%%
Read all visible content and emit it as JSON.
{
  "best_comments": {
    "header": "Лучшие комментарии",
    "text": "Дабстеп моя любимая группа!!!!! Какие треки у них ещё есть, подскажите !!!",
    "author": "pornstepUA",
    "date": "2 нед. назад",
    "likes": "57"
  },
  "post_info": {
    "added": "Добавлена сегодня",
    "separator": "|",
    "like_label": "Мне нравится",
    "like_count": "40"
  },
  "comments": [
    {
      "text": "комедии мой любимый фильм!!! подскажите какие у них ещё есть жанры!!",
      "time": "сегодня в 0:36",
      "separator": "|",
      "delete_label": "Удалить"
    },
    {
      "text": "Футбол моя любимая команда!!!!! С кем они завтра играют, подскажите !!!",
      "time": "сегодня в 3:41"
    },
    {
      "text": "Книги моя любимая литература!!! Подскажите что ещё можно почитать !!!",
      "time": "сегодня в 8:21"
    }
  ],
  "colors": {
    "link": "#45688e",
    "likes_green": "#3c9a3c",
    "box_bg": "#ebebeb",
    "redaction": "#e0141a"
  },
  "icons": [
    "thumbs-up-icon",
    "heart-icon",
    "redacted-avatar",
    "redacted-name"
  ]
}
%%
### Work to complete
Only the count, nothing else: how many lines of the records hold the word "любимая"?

### Output below
3